The listing below must be returned in full and unchanged, without the images it carries.

__Record excerpts__
+--
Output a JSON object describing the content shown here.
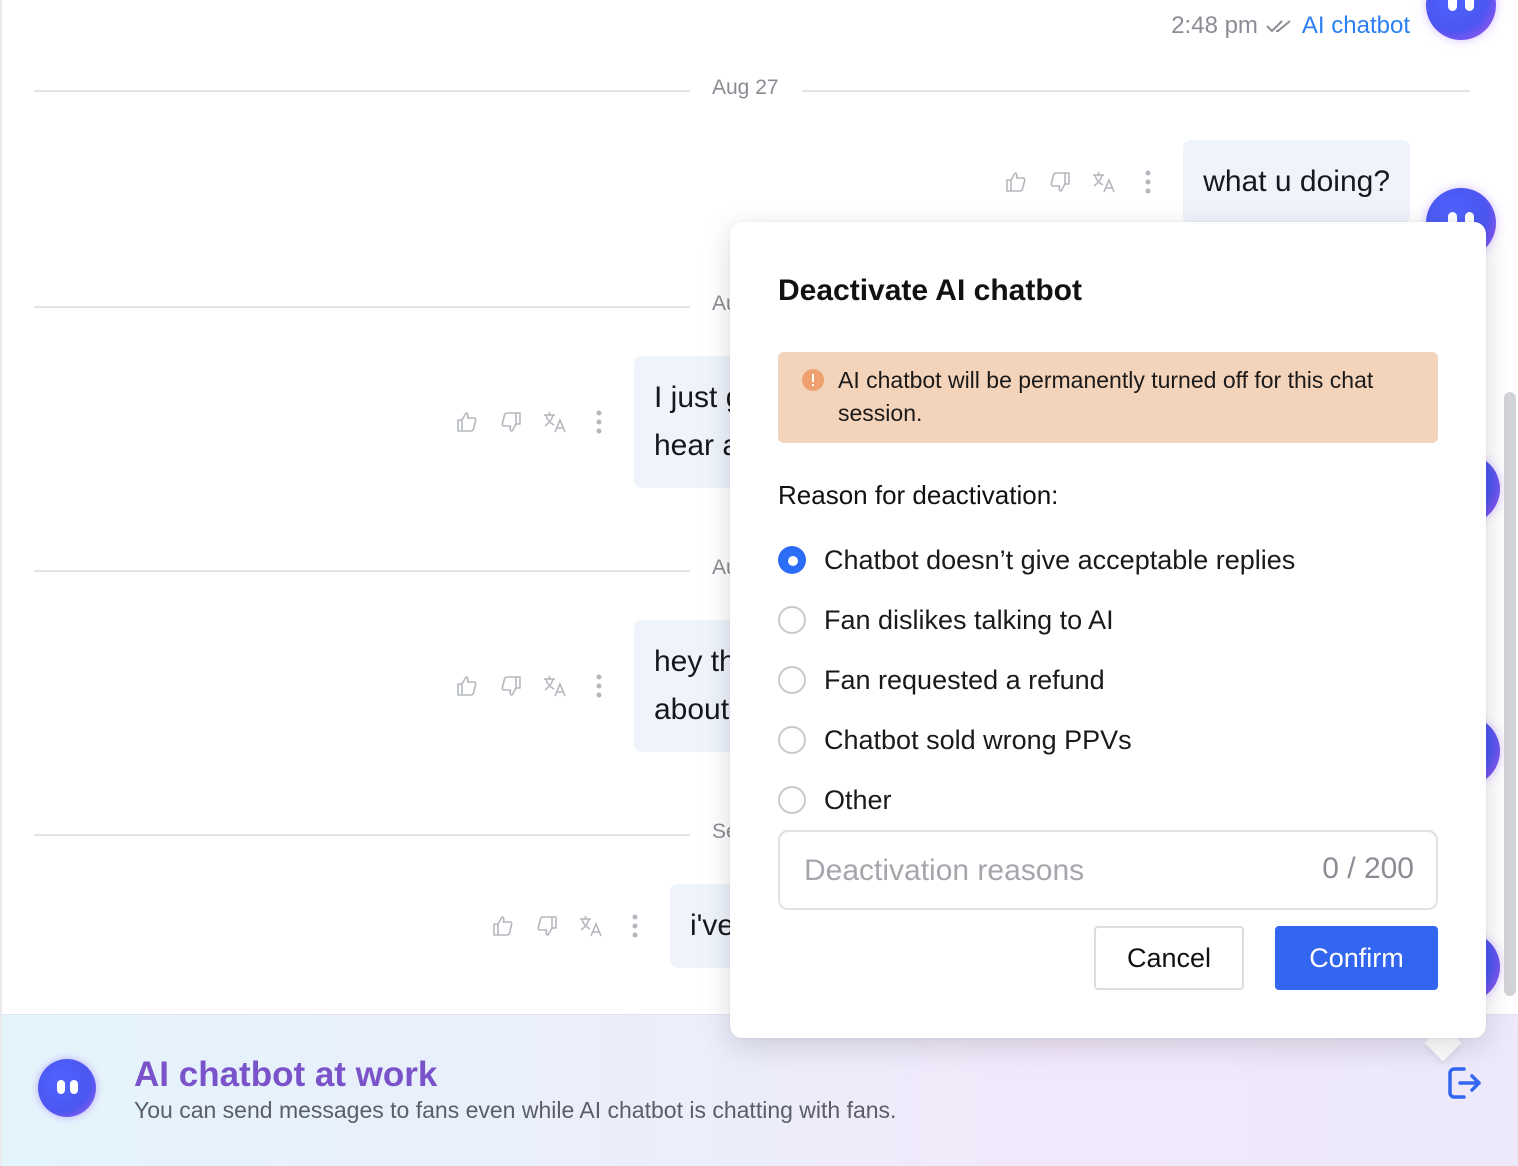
{
  "chat": {
    "top_message": {
      "time": "2:48 pm",
      "sender": "AI chatbot",
      "status_icon": "double-check-icon"
    },
    "dividers": [
      "Aug 27",
      "Au",
      "Au",
      "Se"
    ],
    "messages": [
      {
        "text": "what u doing?"
      },
      {
        "text": "I just g\nhear a"
      },
      {
        "text": "hey th\nabout"
      },
      {
        "text": "i've"
      }
    ],
    "action_icons": [
      "thumbs-up-icon",
      "thumbs-down-icon",
      "translate-icon",
      "more-icon"
    ]
  },
  "modal": {
    "title": "Deactivate AI chatbot",
    "warning": "AI chatbot will be permanently turned off for this chat session.",
    "reason_label": "Reason for deactivation:",
    "options": [
      {
        "label": "Chatbot doesn’t give acceptable replies",
        "selected": true
      },
      {
        "label": "Fan dislikes talking to AI",
        "selected": false
      },
      {
        "label": "Fan requested a refund",
        "selected": false
      },
      {
        "label": "Chatbot sold wrong PPVs",
        "selected": false
      },
      {
        "label": "Other",
        "selected": false
      }
    ],
    "input": {
      "placeholder": "Deactivation reasons",
      "value": "",
      "counter": "0 / 200"
    },
    "cancel_label": "Cancel",
    "confirm_label": "Confirm"
  },
  "bottom_bar": {
    "title": "AI chatbot at work",
    "subtitle": "You can send messages to fans even while AI chatbot is chatting with fans."
  },
  "colors": {
    "accent": "#3366f0",
    "link": "#2b7ff5",
    "warning_bg": "#f4d3bb",
    "bubble_bg": "#eef3fc",
    "bot_title": "#7a52c9"
  }
}
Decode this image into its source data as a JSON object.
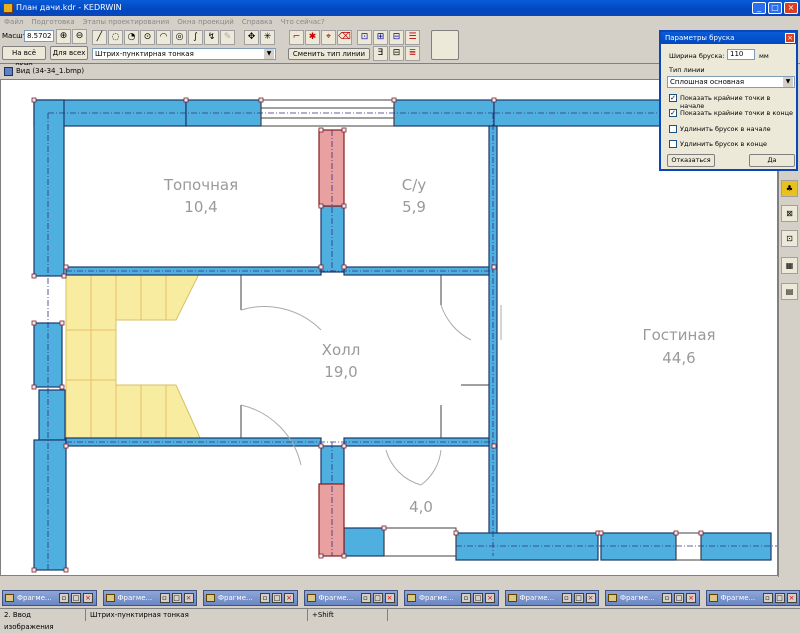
{
  "window": {
    "title": "План дачи.kdr - KEDRWIN"
  },
  "menu": [
    "Файл",
    "Подготовка",
    "Этапы проектирования",
    "Окна проекций",
    "Справка",
    "Что сейчас?"
  ],
  "toolbar": {
    "scale_label": "Масшт",
    "scale_value": "8.5702",
    "fit_all_button": "На всё окно",
    "for_all_button": "Для всех",
    "line_type_value": "Штрих-пунктирная тонкая",
    "change_line_type_button": "Сменить тип линии"
  },
  "document": {
    "title": "Вид (34-34_1.bmp)"
  },
  "plan": {
    "rooms": [
      {
        "name": "Топочная",
        "area": "10,4"
      },
      {
        "name": "С/у",
        "area": "5,9"
      },
      {
        "name": "Холл",
        "area": "19,0"
      },
      {
        "name": "Гостиная",
        "area": "44,6"
      },
      {
        "name": "",
        "area": "4,0"
      }
    ]
  },
  "dialog": {
    "title": "Параметры бруска",
    "width_label": "Ширина бруска:",
    "width_value": "110",
    "width_unit": "мм",
    "line_type_label": "Тип линии",
    "line_type_value": "Сплошная основная",
    "options": [
      {
        "label": "Показать крайние точки в начале",
        "checked": true
      },
      {
        "label": "Показать крайние точки в конце",
        "checked": true
      },
      {
        "label": "Удлинить брусок в начале",
        "checked": false
      },
      {
        "label": "Удлинить брусок в конце",
        "checked": false
      }
    ],
    "cancel_button": "Отказаться",
    "ok_button": "Да"
  },
  "taskbar": {
    "items": [
      "Фрагме...",
      "Фрагме...",
      "Фрагме...",
      "Фрагме...",
      "Фрагме...",
      "Фрагме...",
      "Фрагме...",
      "Фрагме..."
    ]
  },
  "status": {
    "mode": "2. Ввод изображения",
    "line_type": "Штрих-пунктирная тонкая",
    "modifier": "+Shift"
  }
}
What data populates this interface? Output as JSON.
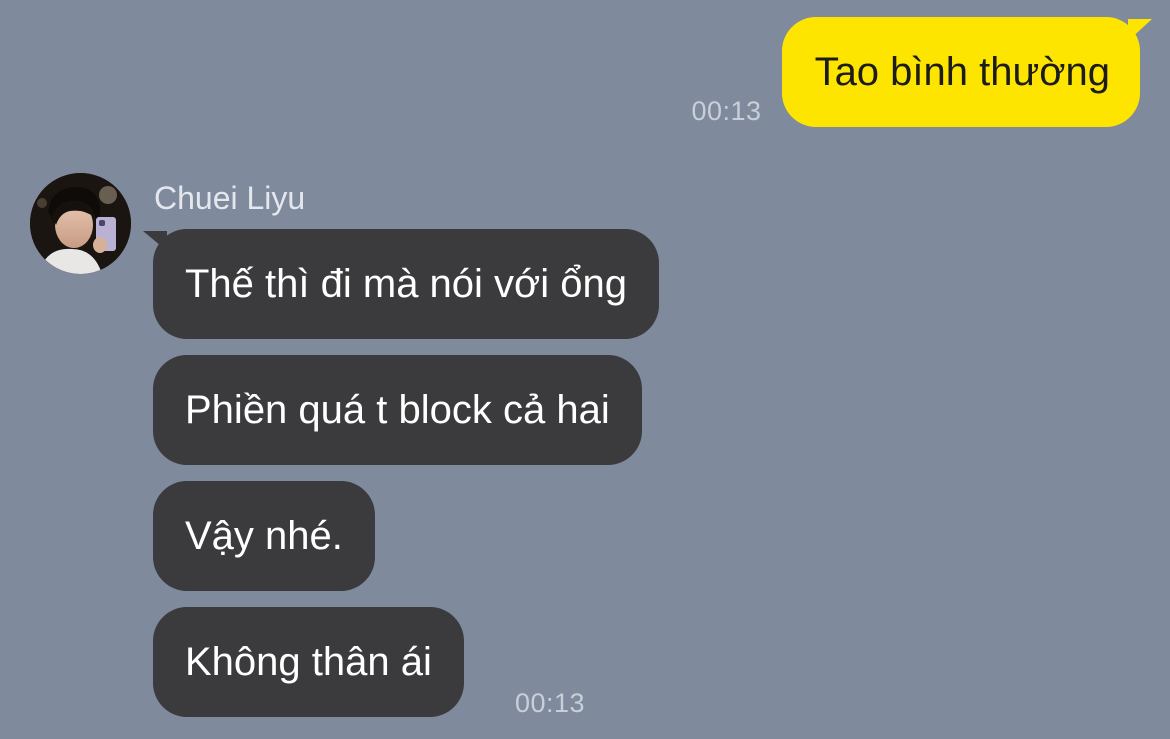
{
  "outgoing": {
    "text": "Tao bình thường",
    "time": "00:13"
  },
  "incoming": {
    "sender": "Chuei Liyu",
    "messages": [
      "Thế thì đi mà nói với ổng",
      "Phiền quá t block cả hai",
      "Vậy nhé.",
      "Không thân ái"
    ],
    "time": "00:13"
  },
  "colors": {
    "background": "#7f8a9c",
    "outgoing_bubble": "#fee500",
    "incoming_bubble": "#3b3b3d"
  }
}
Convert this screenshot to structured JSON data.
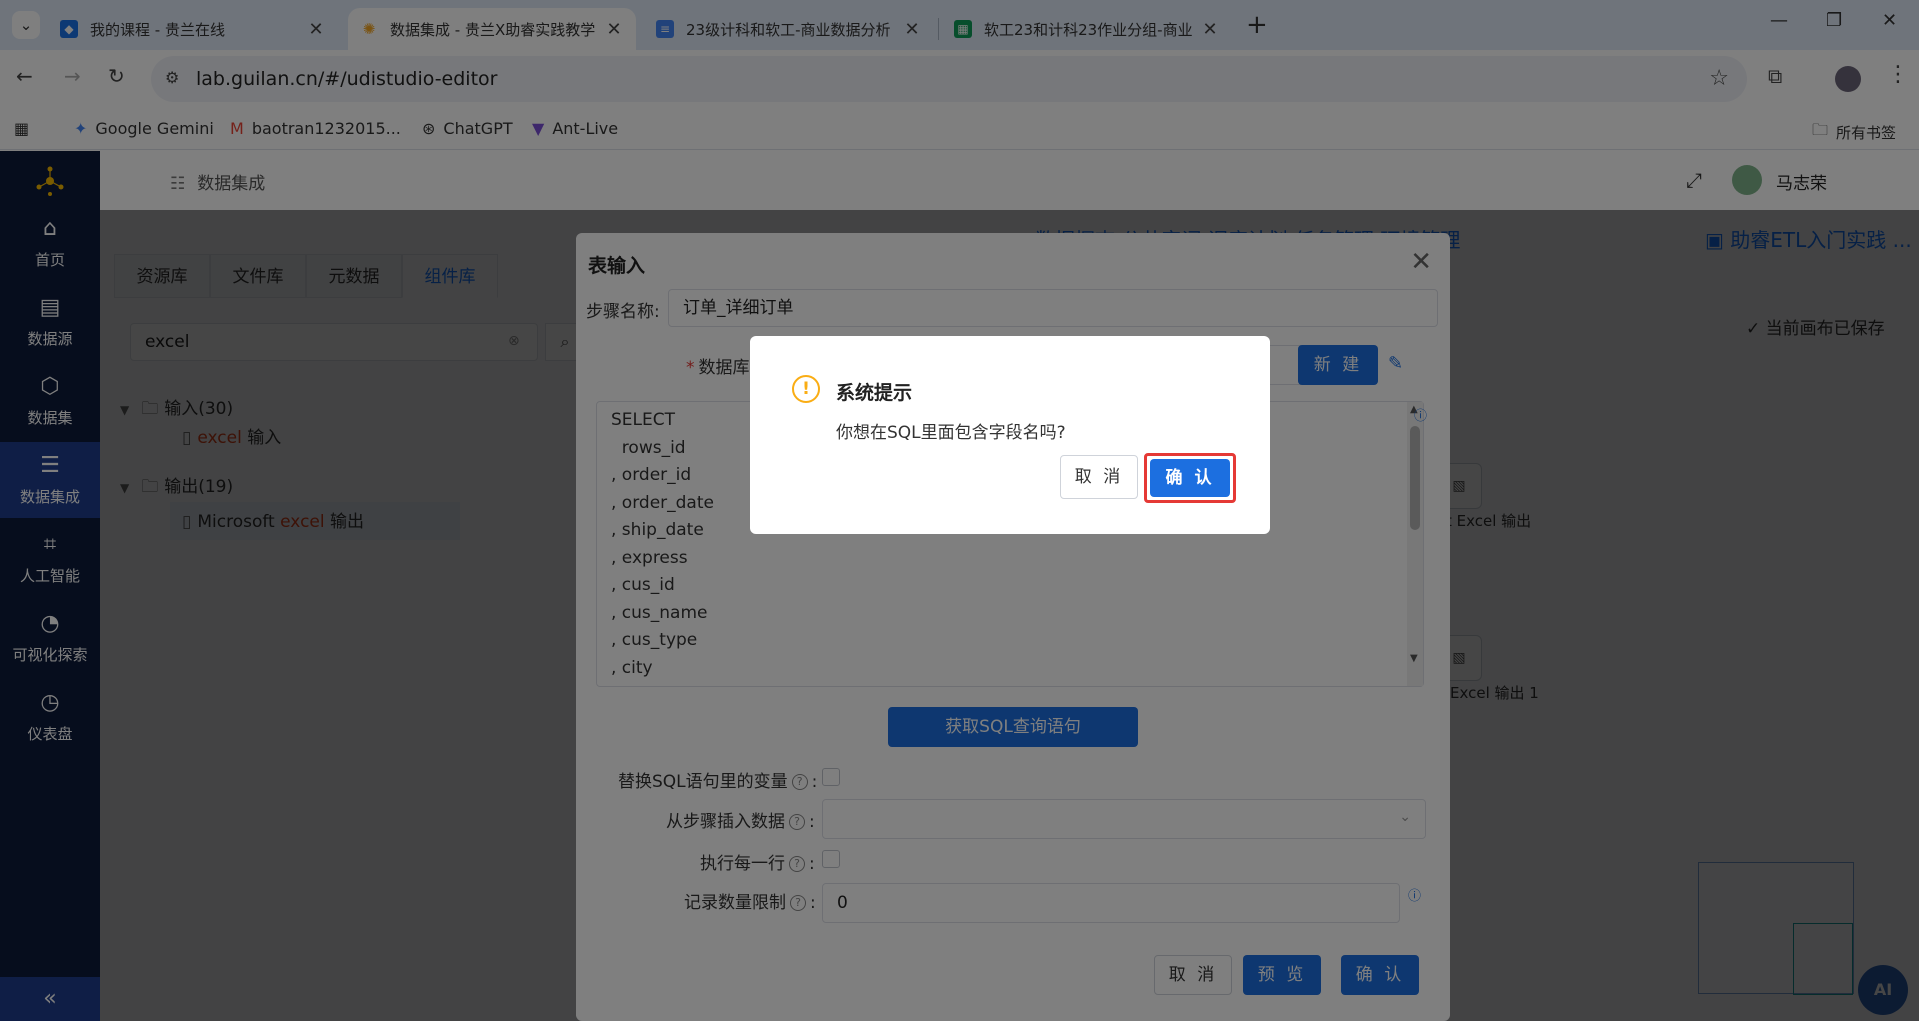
{
  "browser": {
    "tabs": [
      {
        "title": "我的课程 - 贵兰在线",
        "icon": "book-icon",
        "icon_color": "#1a73e8",
        "active": false
      },
      {
        "title": "数据集成 - 贵兰X助睿实践教学",
        "icon": "app-logo-icon",
        "icon_color": "#f5a623",
        "active": true
      },
      {
        "title": "23级计科和软工-商业数据分析",
        "icon": "doc-icon",
        "icon_color": "#4285f4",
        "active": false
      },
      {
        "title": "软工23和计科23作业分组-商业",
        "icon": "sheet-icon",
        "icon_color": "#0f9d58",
        "active": false
      }
    ],
    "url": "lab.guilan.cn/#/udistudio-editor",
    "bookmarks": [
      {
        "label": "Google Gemini",
        "icon": "gemini-icon"
      },
      {
        "label": "baotran1232015...",
        "icon": "gmail-icon"
      },
      {
        "label": "ChatGPT",
        "icon": "chatgpt-icon"
      },
      {
        "label": "Ant-Live",
        "icon": "ant-icon"
      }
    ],
    "all_bookmarks": "所有书签"
  },
  "sidebar": {
    "items": [
      {
        "label": "首页",
        "icon": "home-icon",
        "active": false
      },
      {
        "label": "数据源",
        "icon": "datasource-icon",
        "active": false
      },
      {
        "label": "数据集",
        "icon": "cube-icon",
        "active": false
      },
      {
        "label": "数据集成",
        "icon": "integration-icon",
        "active": true
      },
      {
        "label": "人工智能",
        "icon": "ai-icon",
        "active": false
      },
      {
        "label": "可视化探索",
        "icon": "pie-chart-icon",
        "active": false
      },
      {
        "label": "仪表盘",
        "icon": "gauge-icon",
        "active": false
      }
    ]
  },
  "header": {
    "breadcrumb": "数据集成",
    "user": "马志荣"
  },
  "workspace": {
    "left_tabs": [
      "资源库",
      "文件库",
      "元数据",
      "组件库"
    ],
    "active_left_tab": 3,
    "search_value": "excel",
    "tree": {
      "input_group": "输入(30)",
      "input_item_prefix": "excel",
      "input_item_suffix": " 输入",
      "output_group": "输出(19)",
      "output_item_prefix": "Microsoft ",
      "output_item_hl": "excel",
      "output_item_suffix": " 输出"
    },
    "top_links": "数据探查 公共字词 调度计划 任务管理 环境管理",
    "project": "助睿ETL入门实践 ...",
    "saved_status": "当前画布已保存",
    "canvas_labels": [
      "t Excel 输出",
      "Excel 输出 1"
    ],
    "ai_button": "AI"
  },
  "dialog": {
    "title": "表输入",
    "step_name_label": "步骤名称:",
    "step_name_value": "订单_详细订单",
    "database_label": "数据库",
    "new_button": "新 建",
    "sql_lines": [
      "SELECT",
      "  rows_id",
      ", order_id",
      ", order_date",
      ", ship_date",
      ", express",
      ", cus_id",
      ", cus_name",
      ", cus_type",
      ", city"
    ],
    "get_sql_button": "获取SQL查询语句",
    "replace_vars_label": "替换SQL语句里的变量",
    "insert_from_step_label": "从步骤插入数据",
    "execute_each_row_label": "执行每一行",
    "record_limit_label": "记录数量限制",
    "record_limit_value": "0",
    "cancel_button": "取 消",
    "preview_button": "预 览",
    "confirm_button": "确 认"
  },
  "prompt": {
    "title": "系统提示",
    "message": "你想在SQL里面包含字段名吗?",
    "cancel": "取 消",
    "confirm": "确 认"
  }
}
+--
__Task solution__
Output a JSON object describing the content shown here.
{
  "chat": {
    "top_message": {
      "time": "2:48 pm",
      "sender": "AI chatbot",
      "status_icon": "double-check-icon"
    },
    "dividers": [
      "Aug 27",
      "Au",
      "Au",
      "Se"
    ],
    "messages": [
      {
        "text": "what u doing?"
      },
      {
        "text": "I just g\nhear a"
      },
      {
        "text": "hey th\nabout"
      },
      {
        "text": "i've"
      }
    ],
    "action_icons": [
      "thumbs-up-icon",
      "thumbs-down-icon",
      "translate-icon",
      "more-icon"
    ]
  },
  "modal": {
    "title": "Deactivate AI chatbot",
    "warning": "AI chatbot will be permanently turned off for this chat session.",
    "reason_label": "Reason for deactivation:",
    "options": [
      {
        "label": "Chatbot doesn’t give acceptable replies",
        "selected": true
      },
      {
        "label": "Fan dislikes talking to AI",
        "selected": false
      },
      {
        "label": "Fan requested a refund",
        "selected": false
      },
      {
        "label": "Chatbot sold wrong PPVs",
        "selected": false
      },
      {
        "label": "Other",
        "selected": false
      }
    ],
    "input": {
      "placeholder": "Deactivation reasons",
      "value": "",
      "counter": "0 / 200"
    },
    "cancel_label": "Cancel",
    "confirm_label": "Confirm"
  },
  "bottom_bar": {
    "title": "AI chatbot at work",
    "subtitle": "You can send messages to fans even while AI chatbot is chatting with fans."
  },
  "colors": {
    "accent": "#3366f0",
    "link": "#2b7ff5",
    "warning_bg": "#f4d3bb",
    "bubble_bg": "#eef3fc",
    "bot_title": "#7a52c9"
  }
}
Decode this image into its source data as a JSON object.
{
  "window": {
    "title": "План дачи.kdr - KEDRWIN"
  },
  "menu": [
    "Файл",
    "Подготовка",
    "Этапы проектирования",
    "Окна проекций",
    "Справка",
    "Что сейчас?"
  ],
  "toolbar": {
    "scale_label": "Масшт",
    "scale_value": "8.5702",
    "fit_all_button": "На всё окно",
    "for_all_button": "Для всех",
    "line_type_value": "Штрих-пунктирная тонкая",
    "change_line_type_button": "Сменить тип линии"
  },
  "document": {
    "title": "Вид (34-34_1.bmp)"
  },
  "plan": {
    "rooms": [
      {
        "name": "Топочная",
        "area": "10,4"
      },
      {
        "name": "С/у",
        "area": "5,9"
      },
      {
        "name": "Холл",
        "area": "19,0"
      },
      {
        "name": "Гостиная",
        "area": "44,6"
      },
      {
        "name": "",
        "area": "4,0"
      }
    ]
  },
  "dialog": {
    "title": "Параметры бруска",
    "width_label": "Ширина бруска:",
    "width_value": "110",
    "width_unit": "мм",
    "line_type_label": "Тип линии",
    "line_type_value": "Сплошная основная",
    "options": [
      {
        "label": "Показать крайние точки в начале",
        "checked": true
      },
      {
        "label": "Показать крайние точки в конце",
        "checked": true
      },
      {
        "label": "Удлинить брусок в начале",
        "checked": false
      },
      {
        "label": "Удлинить брусок в конце",
        "checked": false
      }
    ],
    "cancel_button": "Отказаться",
    "ok_button": "Да"
  },
  "taskbar": {
    "items": [
      "Фрагме...",
      "Фрагме...",
      "Фрагме...",
      "Фрагме...",
      "Фрагме...",
      "Фрагме...",
      "Фрагме...",
      "Фрагме..."
    ]
  },
  "status": {
    "mode": "2. Ввод изображения",
    "line_type": "Штрих-пунктирная тонкая",
    "modifier": "+Shift"
  }
}
What data populates this interface? Output as JSON.
{
  "outgoing": {
    "text": "Tao bình thường",
    "time": "00:13"
  },
  "incoming": {
    "sender": "Chuei Liyu",
    "messages": [
      "Thế thì đi mà nói với ổng",
      "Phiền quá t block cả hai",
      "Vậy nhé.",
      "Không thân ái"
    ],
    "time": "00:13"
  },
  "colors": {
    "background": "#7f8a9c",
    "outgoing_bubble": "#fee500",
    "incoming_bubble": "#3b3b3d"
  }
}
Convert this screenshot to structured JSON data.
{
  "browser": {
    "tabs": [
      {
        "title": "我的课程 - 贵兰在线",
        "icon": "book-icon",
        "icon_color": "#1a73e8",
        "active": false
      },
      {
        "title": "数据集成 - 贵兰X助睿实践教学",
        "icon": "app-logo-icon",
        "icon_color": "#f5a623",
        "active": true
      },
      {
        "title": "23级计科和软工-商业数据分析",
        "icon": "doc-icon",
        "icon_color": "#4285f4",
        "active": false
      },
      {
        "title": "软工23和计科23作业分组-商业",
        "icon": "sheet-icon",
        "icon_color": "#0f9d58",
        "active": false
      }
    ],
    "url": "lab.guilan.cn/#/udistudio-editor",
    "bookmarks": [
      {
        "label": "Google Gemini",
        "icon": "gemini-icon"
      },
      {
        "label": "baotran1232015...",
        "icon": "gmail-icon"
      },
      {
        "label": "ChatGPT",
        "icon": "chatgpt-icon"
      },
      {
        "label": "Ant-Live",
        "icon": "ant-icon"
      }
    ],
    "all_bookmarks": "所有书签"
  },
  "sidebar": {
    "items": [
      {
        "label": "首页",
        "icon": "home-icon",
        "active": false
      },
      {
        "label": "数据源",
        "icon": "datasource-icon",
        "active": false
      },
      {
        "label": "数据集",
        "icon": "cube-icon",
        "active": false
      },
      {
        "label": "数据集成",
        "icon": "integration-icon",
        "active": true
      },
      {
        "label": "人工智能",
        "icon": "ai-icon",
        "active": false
      },
      {
        "label": "可视化探索",
        "icon": "pie-chart-icon",
        "active": false
      },
      {
        "label": "仪表盘",
        "icon": "gauge-icon",
        "active": false
      }
    ]
  },
  "header": {
    "breadcrumb": "数据集成",
    "user": "马志荣"
  },
  "workspace": {
    "left_tabs": [
      "资源库",
      "文件库",
      "元数据",
      "组件库"
    ],
    "active_left_tab": 3,
    "search_value": "excel",
    "tree": {
      "input_group": "输入(30)",
      "input_item_prefix": "excel",
      "input_item_suffix": " 输入",
      "output_group": "输出(19)",
      "output_item_prefix": "Microsoft ",
      "output_item_hl": "excel",
      "output_item_suffix": " 输出"
    },
    "top_links": "数据探查 公共字词 调度计划 任务管理 环境管理",
    "project": "助睿ETL入门实践 ...",
    "saved_status": "当前画布已保存",
    "canvas_labels": [
      "t Excel 输出",
      "Excel 输出 1"
    ],
    "ai_button": "AI"
  },
  "dialog": {
    "title": "表输入",
    "step_name_label": "步骤名称:",
    "step_name_value": "订单_详细订单",
    "database_label": "数据库",
    "new_button": "新 建",
    "sql_lines": [
      "SELECT",
      "  rows_id",
      ", order_id",
      ", order_date",
      ", ship_date",
      ", express",
      ", cus_id",
      ", cus_name",
      ", cus_type",
      ", city"
    ],
    "get_sql_button": "获取SQL查询语句",
    "replace_vars_label": "替换SQL语句里的变量",
    "insert_from_step_label": "从步骤插入数据",
    "execute_each_row_label": "执行每一行",
    "record_limit_label": "记录数量限制",
    "record_limit_value": "0",
    "cancel_button": "取 消",
    "preview_button": "预 览",
    "confirm_button": "确 认"
  },
  "prompt": {
    "title": "系统提示",
    "message": "你想在SQL里面包含字段名吗?",
    "cancel": "取 消",
    "confirm": "确 认"
  }
}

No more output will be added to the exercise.